* Task brief: Your response should be every line from the entries that includes the string "icon".

┄┄┄┄┄┄

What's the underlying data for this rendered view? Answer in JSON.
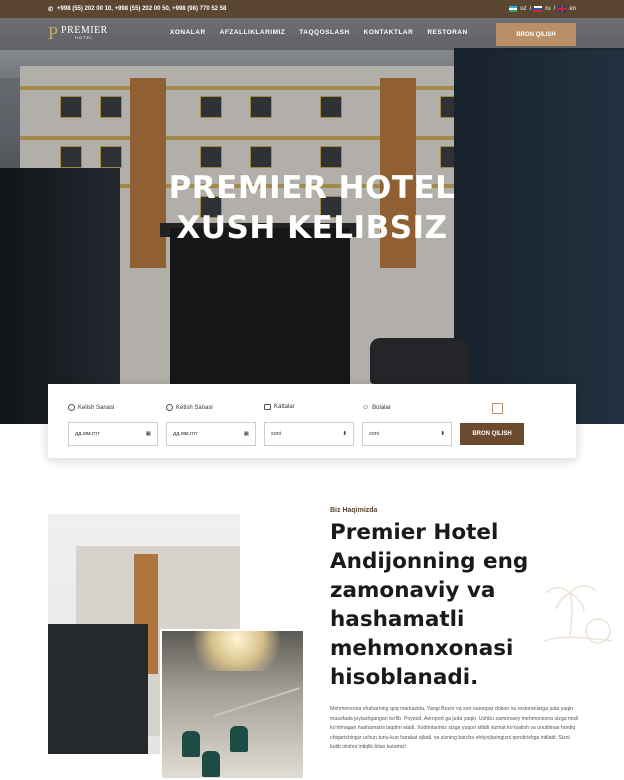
{
  "topbar": {
    "phones": "+998 (55) 202 00 10, +998 (55) 202 00 50, +998 (98) 770 52 58",
    "langs": [
      {
        "code": "uz",
        "sep": "/"
      },
      {
        "code": "ru",
        "sep": "/"
      },
      {
        "code": "en",
        "sep": ""
      }
    ]
  },
  "nav": {
    "logo_name": "PREMIER",
    "logo_sub": "HOTEL",
    "menu": [
      "XONALAR",
      "AFZALLIKLARIMIZ",
      "TAQQOSLASH",
      "KONTAKTLAR",
      "RESTORAN"
    ],
    "button": "BRON QILISH"
  },
  "hero": {
    "line1": "PREMIER HOTEL",
    "line2": "XUSH KELIBSIZ"
  },
  "booking": {
    "fields": [
      {
        "label": "Kelish Sanasi",
        "value": "дд.мм.гггг",
        "icon": "calendar-icon"
      },
      {
        "label": "Ketish Sanasi",
        "value": "дд.мм.гггг",
        "icon": "calendar-icon"
      },
      {
        "label": "Kattalar",
        "value": "soni",
        "icon": "people-icon"
      },
      {
        "label": "Bolalar",
        "value": "soni",
        "icon": "child-icon"
      }
    ],
    "button": "BRON QILISH"
  },
  "about": {
    "kicker": "Biz Haqimizda",
    "title": "Premier Hotel Andijonning eng zamonaviy va hashamatli mehmonxonasi hisoblanadi.",
    "text": "Mehmonxona shaharning qoq markazida, Yangi Bozor va son-sanoqsiz dokon va restoranlarga juda yaqin masofada joylashgangan bo'lib. Poyezd, Aeroport ga juda yaqin. Ushbu zamonaviy mehmonxona sizga misli ko'rilmagan hashamatni taqdim etadi. Xodimlarimiz sizga yuqori sifatli xizmat ko'rsatish va unutilmas hordiq chiqarishingiz uchun tunu-kun harakat qiladi. va sizning barcha ehtiyojlaringizni qondirishga intiladi. Sizni kutib olishni intiqlik bilan kutamiz!"
  },
  "colors": {
    "brand_dark": "#5b4632",
    "accent": "#b88f66",
    "button": "#6b4a2e"
  }
}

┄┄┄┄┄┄

* Written response:
        "icon": "calendar-icon"
        "icon": "calendar-icon"
        "icon": "people-icon"
        "icon": "child-icon"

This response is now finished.